# [Dataset items]

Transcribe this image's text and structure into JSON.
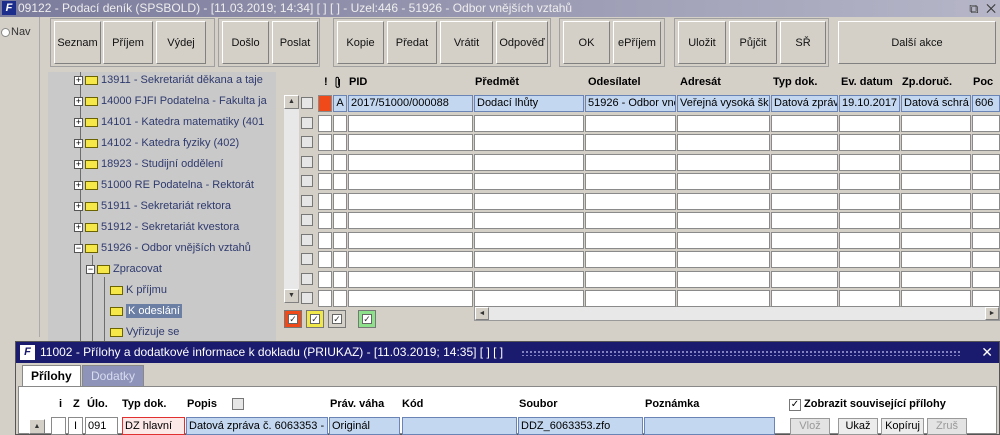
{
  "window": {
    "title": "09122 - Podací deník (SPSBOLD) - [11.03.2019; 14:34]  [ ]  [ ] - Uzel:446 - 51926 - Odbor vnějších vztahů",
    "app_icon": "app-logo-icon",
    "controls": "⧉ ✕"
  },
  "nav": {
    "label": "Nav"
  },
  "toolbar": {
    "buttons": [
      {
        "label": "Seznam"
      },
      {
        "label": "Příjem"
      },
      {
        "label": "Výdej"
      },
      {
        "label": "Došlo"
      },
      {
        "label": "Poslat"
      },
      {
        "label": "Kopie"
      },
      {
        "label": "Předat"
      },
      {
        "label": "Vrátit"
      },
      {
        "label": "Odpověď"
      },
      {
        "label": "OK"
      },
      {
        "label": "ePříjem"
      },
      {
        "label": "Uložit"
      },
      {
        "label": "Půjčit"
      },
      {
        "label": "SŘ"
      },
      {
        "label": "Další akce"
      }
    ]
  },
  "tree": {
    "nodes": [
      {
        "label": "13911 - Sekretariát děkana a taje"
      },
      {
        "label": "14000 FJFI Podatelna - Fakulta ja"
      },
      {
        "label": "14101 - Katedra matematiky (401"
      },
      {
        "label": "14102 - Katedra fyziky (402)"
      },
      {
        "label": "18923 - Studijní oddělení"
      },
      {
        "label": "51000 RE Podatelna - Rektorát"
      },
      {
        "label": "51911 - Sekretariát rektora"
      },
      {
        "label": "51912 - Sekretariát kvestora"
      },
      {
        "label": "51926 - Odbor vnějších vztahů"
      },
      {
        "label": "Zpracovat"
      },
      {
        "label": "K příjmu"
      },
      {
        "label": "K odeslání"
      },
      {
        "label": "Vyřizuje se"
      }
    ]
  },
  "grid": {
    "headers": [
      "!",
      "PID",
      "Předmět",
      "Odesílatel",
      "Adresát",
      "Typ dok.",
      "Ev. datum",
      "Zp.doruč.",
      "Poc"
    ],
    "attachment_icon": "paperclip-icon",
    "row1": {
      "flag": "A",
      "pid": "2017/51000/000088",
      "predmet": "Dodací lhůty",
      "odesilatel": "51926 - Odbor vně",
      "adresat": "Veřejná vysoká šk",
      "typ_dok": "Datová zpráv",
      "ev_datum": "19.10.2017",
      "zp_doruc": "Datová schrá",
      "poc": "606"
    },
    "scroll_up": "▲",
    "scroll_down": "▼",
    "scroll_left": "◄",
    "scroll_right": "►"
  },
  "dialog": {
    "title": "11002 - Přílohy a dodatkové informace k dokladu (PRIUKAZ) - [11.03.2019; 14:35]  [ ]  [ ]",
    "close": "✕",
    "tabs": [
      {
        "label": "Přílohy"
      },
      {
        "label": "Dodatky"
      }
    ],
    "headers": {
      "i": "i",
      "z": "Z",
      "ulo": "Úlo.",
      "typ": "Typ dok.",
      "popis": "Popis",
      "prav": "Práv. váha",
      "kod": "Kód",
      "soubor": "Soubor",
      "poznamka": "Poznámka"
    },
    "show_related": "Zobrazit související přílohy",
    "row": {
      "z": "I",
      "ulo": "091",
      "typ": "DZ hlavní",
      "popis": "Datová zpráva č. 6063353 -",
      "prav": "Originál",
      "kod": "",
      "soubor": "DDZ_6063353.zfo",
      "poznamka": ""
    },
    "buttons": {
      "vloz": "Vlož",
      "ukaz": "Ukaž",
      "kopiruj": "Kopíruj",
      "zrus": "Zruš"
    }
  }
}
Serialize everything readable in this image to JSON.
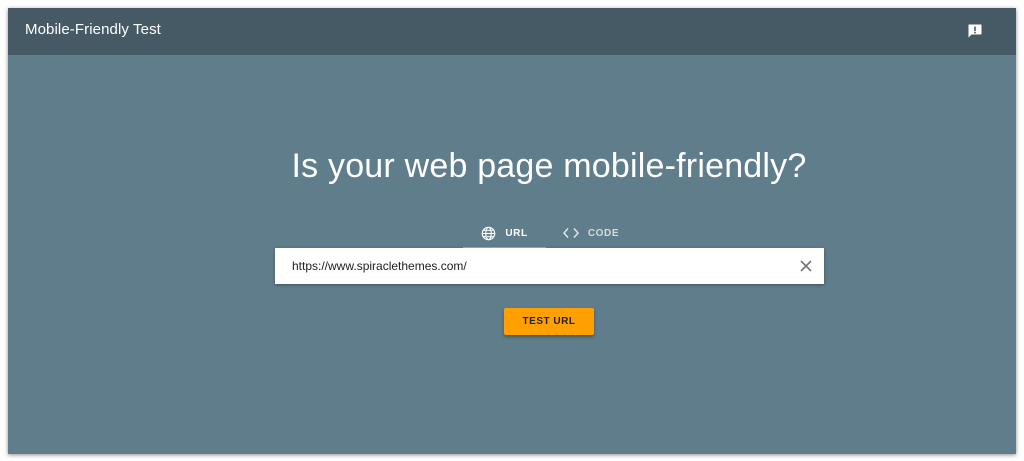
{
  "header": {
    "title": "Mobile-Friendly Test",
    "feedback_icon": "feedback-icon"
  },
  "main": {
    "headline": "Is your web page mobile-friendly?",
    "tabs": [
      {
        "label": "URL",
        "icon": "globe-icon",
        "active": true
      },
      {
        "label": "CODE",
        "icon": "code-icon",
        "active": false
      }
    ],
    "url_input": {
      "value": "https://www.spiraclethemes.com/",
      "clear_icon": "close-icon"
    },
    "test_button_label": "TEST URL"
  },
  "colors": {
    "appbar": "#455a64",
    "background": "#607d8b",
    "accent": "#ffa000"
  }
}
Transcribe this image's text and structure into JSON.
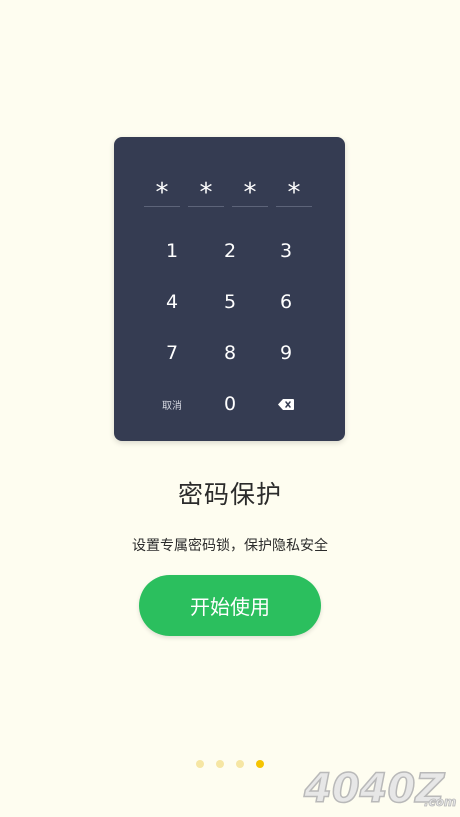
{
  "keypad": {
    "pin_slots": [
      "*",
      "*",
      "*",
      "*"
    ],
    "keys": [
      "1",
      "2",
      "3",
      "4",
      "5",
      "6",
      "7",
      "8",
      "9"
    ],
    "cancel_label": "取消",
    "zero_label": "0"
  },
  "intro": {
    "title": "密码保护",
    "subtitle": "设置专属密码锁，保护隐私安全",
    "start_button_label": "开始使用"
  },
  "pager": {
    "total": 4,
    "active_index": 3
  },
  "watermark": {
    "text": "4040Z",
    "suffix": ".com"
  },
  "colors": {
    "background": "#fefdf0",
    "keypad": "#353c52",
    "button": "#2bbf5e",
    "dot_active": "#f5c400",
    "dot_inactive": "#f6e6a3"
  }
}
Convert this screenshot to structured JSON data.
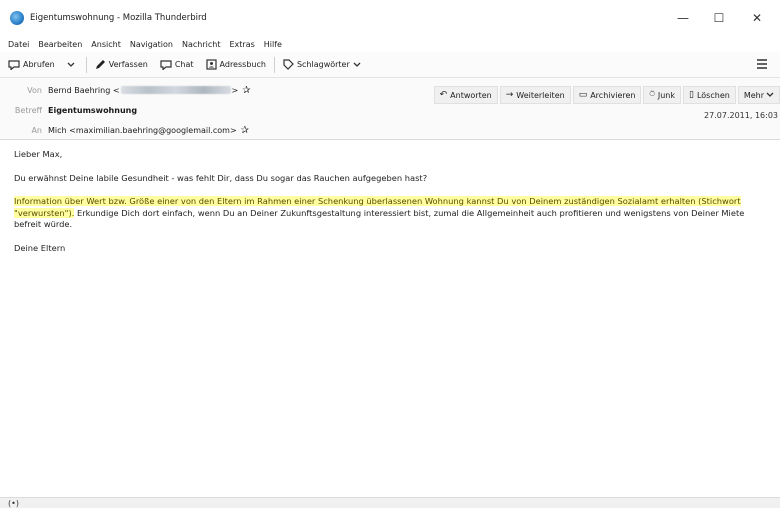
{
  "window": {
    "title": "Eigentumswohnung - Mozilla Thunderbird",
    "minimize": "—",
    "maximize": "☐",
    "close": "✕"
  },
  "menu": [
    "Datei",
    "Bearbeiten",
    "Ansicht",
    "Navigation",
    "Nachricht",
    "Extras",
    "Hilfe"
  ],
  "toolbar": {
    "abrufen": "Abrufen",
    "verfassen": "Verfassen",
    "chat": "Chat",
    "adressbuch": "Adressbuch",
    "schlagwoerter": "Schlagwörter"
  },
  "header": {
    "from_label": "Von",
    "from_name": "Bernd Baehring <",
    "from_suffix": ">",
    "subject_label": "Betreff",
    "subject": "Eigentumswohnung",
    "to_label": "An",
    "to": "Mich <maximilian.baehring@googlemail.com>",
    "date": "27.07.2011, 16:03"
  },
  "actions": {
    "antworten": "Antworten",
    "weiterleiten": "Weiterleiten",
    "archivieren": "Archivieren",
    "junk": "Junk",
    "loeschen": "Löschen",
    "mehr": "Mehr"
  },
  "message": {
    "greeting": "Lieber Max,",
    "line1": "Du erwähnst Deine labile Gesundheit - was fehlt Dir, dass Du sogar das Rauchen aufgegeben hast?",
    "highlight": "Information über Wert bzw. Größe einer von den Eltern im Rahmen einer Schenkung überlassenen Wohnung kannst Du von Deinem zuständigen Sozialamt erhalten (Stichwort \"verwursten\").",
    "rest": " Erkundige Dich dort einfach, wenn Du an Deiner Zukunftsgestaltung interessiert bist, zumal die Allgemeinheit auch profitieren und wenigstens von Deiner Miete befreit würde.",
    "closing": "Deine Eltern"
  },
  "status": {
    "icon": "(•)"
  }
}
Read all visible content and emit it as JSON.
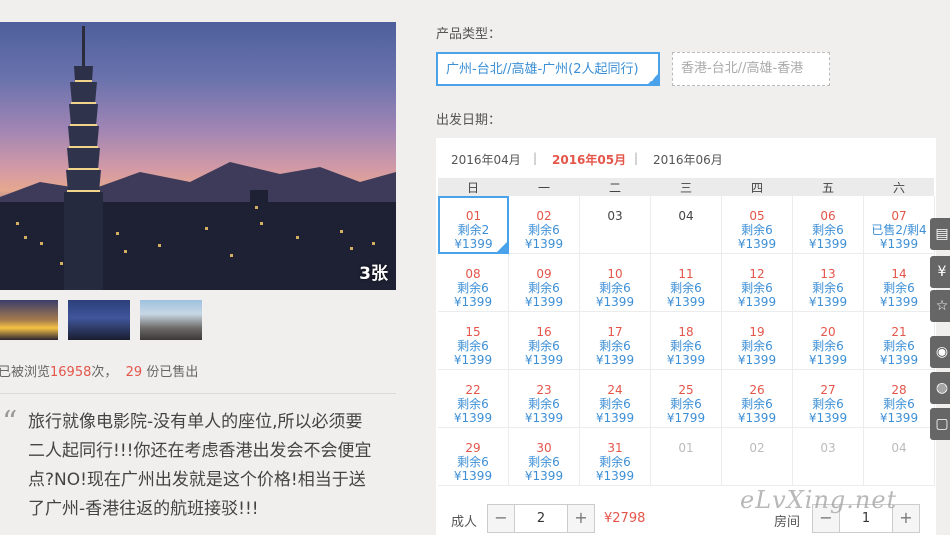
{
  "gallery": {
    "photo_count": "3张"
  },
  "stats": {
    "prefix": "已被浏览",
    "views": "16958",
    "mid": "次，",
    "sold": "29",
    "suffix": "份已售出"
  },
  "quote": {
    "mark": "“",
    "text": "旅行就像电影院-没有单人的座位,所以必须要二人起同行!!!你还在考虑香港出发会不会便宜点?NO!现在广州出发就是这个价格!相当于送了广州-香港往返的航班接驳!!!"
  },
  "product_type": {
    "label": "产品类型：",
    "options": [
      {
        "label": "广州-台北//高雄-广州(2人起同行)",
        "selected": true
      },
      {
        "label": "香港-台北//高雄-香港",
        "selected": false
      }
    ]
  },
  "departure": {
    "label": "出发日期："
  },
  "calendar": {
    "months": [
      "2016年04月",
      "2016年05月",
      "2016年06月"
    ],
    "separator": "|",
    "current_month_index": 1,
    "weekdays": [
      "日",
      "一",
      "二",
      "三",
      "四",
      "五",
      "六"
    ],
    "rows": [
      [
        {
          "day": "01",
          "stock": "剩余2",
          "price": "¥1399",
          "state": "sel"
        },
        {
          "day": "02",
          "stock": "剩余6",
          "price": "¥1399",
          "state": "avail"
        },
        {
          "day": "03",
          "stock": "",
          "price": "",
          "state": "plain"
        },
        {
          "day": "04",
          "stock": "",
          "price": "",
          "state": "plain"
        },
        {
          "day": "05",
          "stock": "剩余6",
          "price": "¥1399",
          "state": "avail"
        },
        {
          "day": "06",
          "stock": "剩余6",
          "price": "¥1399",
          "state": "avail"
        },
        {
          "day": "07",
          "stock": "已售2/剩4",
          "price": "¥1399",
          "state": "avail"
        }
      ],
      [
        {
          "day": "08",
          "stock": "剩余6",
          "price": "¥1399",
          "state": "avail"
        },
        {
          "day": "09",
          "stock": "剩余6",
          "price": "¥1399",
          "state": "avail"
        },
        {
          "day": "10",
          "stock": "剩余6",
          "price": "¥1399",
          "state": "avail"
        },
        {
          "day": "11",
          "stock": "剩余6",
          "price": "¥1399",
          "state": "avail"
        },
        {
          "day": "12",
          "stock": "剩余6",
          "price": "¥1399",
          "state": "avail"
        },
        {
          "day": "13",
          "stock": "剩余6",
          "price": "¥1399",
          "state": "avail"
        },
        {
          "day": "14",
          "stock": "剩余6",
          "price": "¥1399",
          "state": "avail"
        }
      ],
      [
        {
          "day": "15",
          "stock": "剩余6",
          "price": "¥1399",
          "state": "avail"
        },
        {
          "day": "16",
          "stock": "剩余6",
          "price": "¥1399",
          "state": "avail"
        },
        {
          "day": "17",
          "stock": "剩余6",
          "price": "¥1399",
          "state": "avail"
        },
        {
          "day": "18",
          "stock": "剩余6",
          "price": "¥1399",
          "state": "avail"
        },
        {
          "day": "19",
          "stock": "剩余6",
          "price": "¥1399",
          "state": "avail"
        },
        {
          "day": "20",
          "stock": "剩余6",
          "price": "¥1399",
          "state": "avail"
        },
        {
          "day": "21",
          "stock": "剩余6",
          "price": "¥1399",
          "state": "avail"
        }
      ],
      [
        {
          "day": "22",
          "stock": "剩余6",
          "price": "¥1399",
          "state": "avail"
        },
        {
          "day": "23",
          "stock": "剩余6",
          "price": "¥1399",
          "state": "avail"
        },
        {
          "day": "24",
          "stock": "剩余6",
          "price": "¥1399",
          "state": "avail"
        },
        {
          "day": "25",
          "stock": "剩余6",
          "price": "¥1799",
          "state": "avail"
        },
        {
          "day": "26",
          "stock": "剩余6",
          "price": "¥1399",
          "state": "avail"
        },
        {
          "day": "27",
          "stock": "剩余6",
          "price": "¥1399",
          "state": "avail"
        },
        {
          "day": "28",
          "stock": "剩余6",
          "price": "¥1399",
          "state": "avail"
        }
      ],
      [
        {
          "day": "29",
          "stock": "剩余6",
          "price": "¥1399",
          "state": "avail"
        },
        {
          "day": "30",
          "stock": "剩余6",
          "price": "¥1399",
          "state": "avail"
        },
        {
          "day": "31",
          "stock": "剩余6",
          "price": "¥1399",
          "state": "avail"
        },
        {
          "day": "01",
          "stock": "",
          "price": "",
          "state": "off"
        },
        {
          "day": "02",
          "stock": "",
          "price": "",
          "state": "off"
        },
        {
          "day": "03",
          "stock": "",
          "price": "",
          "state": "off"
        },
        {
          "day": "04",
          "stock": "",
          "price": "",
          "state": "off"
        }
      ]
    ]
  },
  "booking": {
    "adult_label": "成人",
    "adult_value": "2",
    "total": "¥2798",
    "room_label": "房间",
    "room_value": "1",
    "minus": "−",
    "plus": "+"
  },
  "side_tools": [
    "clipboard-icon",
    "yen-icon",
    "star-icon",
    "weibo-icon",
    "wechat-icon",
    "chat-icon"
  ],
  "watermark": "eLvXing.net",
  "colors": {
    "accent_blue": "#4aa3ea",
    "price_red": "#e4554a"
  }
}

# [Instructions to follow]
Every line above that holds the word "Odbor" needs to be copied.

# [Solution to the exercise]
    "title": "09122 - Podací deník (SPSBOLD) - [11.03.2019; 14:34]  [ ]  [ ] - Uzel:446 - 51926 - Odbor vnějších vztahů",
        "label": "51926 - Odbor vnějších vztahů"
      "odesilatel": "51926 - Odbor vně",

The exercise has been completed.